“Jeremy, I’m so sorry for your loss. It’s devastating. I can’t imagine what it feels like to have lost a child and in such a tragic way. I don’t know what to say, but I’m here.” I said this after our umpteenth call after I finally got the courage to say something regarding the loss of his daughter, Avielle. I was scared it’d come across as pithy or self serving as Jeremy was a key partner. I fell right into it, not knowing the tagline for Avielle Foundation where Dr. Jeremy Richman was the CEO and Co-Founder.  “Actually, Shannon, you can imagine. And it’s important that you do so we can work together to prevent this from ever happening again,” Jeremy said.  He and I talked at least weekly for well over a year to launch the Movement towards Violence as a Health Issue, which works to address all forms of violence, including mass shootings, suicide, community violence and more. He focused on the affects of trauma on the brain and made sure that the neurological impacts on behavior remained a focus.  He helped bring the issue in front of Congress and he was constantly called on to respond when our nation faced yet another tragedy. 

Healing is not linear and not ever complete. It is a process that must be done in community and using health approaches as Jeremy advocated for – he was a huge champion in this space and was a champion for equity as he knew that disproportionately communities of color and other oppressed groups including the LGBTQ community are affected.  As are people who have been exposed to trauma, like Jeremy had.  He, like many others in America had faced a trauma that left him at risk for future exposure or re-traumatization.  His suicide coming on the heels of the tragic loss of two Parkland students, Sydney Aiello and another student whom authorities haven’t identified, is heartbreaking in so many ways.  This is a wake up call if we aren’t already awake to the issue that we need to work together to address the issues of violence as the urgent crisis that it is.  We must work to see the signs in individuals while simultaneously working to address the systems that must bring agencies and leaders alike together to collaborate with those most impacted at the center of the work. 

We at Cure Violence and as leaders in the Movement towards Violence as a Health Issue are saddened by this news and want to honor Dr. Richman’s life by continuing this work. We urge Congress, states, cities and leaders to do the same. It is time we treat suicide and all violence as a health issue and invest in the health approaches that have proven to save lives.
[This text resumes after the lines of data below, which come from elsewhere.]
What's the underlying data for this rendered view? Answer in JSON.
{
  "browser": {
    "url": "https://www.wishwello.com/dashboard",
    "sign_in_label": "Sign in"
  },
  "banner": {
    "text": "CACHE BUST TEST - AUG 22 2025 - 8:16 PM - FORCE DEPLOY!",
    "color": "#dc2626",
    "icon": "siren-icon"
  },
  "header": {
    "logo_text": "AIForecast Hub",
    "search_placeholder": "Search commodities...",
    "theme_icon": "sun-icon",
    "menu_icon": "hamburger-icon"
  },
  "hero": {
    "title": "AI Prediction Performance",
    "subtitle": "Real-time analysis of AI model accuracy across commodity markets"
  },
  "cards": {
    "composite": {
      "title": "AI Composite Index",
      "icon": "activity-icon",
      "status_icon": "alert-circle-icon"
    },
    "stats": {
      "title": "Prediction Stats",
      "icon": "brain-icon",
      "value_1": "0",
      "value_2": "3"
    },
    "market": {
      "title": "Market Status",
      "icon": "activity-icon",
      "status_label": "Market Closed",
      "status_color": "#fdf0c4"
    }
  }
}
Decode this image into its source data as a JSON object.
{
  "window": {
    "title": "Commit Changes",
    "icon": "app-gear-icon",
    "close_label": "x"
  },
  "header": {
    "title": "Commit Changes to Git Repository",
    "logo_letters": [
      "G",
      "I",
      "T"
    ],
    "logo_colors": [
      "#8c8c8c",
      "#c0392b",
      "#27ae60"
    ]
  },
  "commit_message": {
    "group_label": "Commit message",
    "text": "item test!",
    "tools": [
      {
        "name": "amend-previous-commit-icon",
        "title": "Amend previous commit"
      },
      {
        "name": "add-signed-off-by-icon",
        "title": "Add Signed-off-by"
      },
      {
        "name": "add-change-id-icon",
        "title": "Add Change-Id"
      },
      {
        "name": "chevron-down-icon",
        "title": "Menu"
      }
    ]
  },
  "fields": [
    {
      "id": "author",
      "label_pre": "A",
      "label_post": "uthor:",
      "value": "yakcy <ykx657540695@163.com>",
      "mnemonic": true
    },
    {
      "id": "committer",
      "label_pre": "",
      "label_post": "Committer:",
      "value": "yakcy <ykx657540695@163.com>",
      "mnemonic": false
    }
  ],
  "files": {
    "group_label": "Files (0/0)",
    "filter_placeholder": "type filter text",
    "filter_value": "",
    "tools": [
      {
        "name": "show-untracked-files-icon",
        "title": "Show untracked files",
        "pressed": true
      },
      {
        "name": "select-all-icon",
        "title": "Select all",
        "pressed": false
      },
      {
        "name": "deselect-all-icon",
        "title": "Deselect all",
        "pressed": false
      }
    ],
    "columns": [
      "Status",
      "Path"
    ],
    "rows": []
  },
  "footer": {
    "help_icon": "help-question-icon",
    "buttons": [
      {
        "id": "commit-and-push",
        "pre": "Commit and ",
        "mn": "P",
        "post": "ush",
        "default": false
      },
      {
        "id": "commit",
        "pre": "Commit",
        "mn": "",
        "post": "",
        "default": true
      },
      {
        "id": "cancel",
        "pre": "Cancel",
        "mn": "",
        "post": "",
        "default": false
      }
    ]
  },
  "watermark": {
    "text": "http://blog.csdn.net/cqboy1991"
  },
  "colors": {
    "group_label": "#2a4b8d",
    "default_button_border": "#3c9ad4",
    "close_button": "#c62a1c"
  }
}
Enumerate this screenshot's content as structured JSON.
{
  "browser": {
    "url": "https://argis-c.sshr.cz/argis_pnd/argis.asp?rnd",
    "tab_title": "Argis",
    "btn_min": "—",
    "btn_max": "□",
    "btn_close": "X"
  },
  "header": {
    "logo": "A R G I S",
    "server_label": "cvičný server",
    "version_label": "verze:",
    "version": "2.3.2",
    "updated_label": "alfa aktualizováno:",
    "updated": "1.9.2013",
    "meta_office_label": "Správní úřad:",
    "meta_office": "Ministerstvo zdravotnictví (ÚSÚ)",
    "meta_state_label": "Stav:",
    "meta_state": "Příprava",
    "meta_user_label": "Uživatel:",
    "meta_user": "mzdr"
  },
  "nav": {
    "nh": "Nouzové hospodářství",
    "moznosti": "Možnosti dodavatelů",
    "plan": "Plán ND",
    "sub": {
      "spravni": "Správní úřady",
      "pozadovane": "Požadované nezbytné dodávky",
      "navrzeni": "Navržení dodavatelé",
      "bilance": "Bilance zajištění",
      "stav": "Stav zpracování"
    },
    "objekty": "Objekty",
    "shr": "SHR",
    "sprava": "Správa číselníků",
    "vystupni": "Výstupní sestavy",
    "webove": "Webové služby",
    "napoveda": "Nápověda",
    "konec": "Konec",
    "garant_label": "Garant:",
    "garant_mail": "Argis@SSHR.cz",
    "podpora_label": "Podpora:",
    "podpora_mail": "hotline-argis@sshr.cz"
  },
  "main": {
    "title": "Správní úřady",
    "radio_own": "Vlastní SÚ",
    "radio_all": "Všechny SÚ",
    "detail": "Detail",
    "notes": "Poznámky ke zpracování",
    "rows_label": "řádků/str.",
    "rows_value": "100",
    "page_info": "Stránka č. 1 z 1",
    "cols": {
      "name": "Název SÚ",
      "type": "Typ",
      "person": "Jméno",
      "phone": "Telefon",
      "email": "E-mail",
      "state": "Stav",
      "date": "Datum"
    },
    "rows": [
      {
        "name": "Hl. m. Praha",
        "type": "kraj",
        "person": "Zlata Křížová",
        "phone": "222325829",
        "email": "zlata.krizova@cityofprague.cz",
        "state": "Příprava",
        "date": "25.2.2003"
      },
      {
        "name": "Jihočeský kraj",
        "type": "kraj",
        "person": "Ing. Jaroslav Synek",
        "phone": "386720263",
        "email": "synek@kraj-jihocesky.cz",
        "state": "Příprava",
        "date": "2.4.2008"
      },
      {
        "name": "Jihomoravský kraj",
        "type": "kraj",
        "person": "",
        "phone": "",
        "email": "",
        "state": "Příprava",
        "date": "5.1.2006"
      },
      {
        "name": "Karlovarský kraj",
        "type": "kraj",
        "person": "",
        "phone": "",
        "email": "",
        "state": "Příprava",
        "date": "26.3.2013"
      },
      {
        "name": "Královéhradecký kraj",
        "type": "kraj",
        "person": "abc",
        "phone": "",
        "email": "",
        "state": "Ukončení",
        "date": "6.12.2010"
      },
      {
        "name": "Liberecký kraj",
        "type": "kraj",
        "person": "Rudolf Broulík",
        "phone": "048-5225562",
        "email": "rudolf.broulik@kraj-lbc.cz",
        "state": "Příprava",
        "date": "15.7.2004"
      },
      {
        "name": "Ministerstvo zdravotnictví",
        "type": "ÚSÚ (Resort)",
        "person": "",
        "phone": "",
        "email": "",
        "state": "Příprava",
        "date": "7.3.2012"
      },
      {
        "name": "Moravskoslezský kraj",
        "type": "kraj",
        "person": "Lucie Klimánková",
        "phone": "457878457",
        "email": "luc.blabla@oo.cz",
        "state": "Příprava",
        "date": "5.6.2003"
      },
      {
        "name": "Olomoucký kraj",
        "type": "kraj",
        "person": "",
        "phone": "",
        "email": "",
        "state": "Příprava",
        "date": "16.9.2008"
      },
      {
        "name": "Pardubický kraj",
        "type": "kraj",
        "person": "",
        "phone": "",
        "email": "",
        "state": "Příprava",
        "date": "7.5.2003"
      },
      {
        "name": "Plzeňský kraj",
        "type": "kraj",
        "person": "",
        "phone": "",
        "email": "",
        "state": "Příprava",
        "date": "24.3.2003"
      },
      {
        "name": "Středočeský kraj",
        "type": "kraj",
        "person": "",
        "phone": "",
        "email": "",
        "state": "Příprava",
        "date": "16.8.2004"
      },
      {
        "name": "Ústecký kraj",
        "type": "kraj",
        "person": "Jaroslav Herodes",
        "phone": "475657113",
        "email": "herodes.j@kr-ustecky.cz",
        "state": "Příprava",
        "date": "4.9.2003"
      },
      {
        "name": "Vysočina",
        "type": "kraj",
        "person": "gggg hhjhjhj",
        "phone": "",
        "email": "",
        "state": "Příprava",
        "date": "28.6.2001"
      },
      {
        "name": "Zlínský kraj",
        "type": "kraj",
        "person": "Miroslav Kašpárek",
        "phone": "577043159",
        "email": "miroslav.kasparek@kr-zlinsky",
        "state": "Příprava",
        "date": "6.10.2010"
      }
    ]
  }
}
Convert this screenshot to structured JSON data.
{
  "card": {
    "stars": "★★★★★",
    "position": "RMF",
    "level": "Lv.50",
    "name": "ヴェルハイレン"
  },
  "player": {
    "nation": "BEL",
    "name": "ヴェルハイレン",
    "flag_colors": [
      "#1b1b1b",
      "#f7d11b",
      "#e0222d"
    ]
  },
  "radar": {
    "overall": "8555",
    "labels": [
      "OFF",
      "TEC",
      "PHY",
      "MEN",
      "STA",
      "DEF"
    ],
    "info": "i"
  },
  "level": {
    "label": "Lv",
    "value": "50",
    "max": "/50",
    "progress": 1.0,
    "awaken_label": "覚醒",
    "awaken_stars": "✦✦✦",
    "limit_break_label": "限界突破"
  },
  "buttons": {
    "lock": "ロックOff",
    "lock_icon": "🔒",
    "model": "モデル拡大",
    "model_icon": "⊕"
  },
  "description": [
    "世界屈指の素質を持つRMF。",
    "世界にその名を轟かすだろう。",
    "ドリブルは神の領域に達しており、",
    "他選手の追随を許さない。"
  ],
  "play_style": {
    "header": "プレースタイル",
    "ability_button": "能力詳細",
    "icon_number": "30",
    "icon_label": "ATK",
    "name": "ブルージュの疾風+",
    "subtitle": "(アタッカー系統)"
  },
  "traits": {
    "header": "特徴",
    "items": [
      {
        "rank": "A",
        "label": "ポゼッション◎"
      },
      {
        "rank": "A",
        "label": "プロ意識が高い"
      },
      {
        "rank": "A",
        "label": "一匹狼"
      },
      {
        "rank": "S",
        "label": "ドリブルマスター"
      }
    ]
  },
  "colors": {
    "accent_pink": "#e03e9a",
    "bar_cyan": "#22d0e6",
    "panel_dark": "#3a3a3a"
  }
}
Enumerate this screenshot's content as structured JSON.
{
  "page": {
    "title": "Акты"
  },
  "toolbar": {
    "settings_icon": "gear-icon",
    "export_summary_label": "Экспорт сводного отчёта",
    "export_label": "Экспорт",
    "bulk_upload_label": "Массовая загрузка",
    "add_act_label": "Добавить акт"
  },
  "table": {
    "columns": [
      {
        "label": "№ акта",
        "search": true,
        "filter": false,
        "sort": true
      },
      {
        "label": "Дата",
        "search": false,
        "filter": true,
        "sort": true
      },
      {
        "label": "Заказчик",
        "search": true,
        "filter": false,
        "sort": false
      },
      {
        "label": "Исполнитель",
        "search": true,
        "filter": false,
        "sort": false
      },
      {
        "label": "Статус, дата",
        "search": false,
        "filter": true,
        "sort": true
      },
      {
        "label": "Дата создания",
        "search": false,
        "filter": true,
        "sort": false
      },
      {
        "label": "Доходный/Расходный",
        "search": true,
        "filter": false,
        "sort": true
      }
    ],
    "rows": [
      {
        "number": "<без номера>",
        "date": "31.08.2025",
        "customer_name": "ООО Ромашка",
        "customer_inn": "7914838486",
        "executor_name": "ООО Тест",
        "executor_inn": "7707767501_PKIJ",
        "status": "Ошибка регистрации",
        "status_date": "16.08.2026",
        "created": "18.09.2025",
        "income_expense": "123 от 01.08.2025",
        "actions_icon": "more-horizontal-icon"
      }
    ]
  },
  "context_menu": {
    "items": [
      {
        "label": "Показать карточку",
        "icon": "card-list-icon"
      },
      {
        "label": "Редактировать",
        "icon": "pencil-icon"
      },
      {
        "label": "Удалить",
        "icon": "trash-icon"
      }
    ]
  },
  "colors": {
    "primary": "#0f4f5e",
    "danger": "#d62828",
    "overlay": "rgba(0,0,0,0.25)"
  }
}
From CNN and our partners: If you or someone you know might be at risk of suicide, here’s how to get help: In the US, call the National Suicide Prevention Lifeline at 1-800-273-8255. The International Association for Suicide Prevention and Befrienders Worldwide also can provide contact information for crisis centers around the world. You can also text TALK to 741741 or visit SpeakingOfSuicide.com/resources or visit the Suicide Prevention Resource Center  for additional resources. For more information on the Movement towards Violence as a Health Issue click here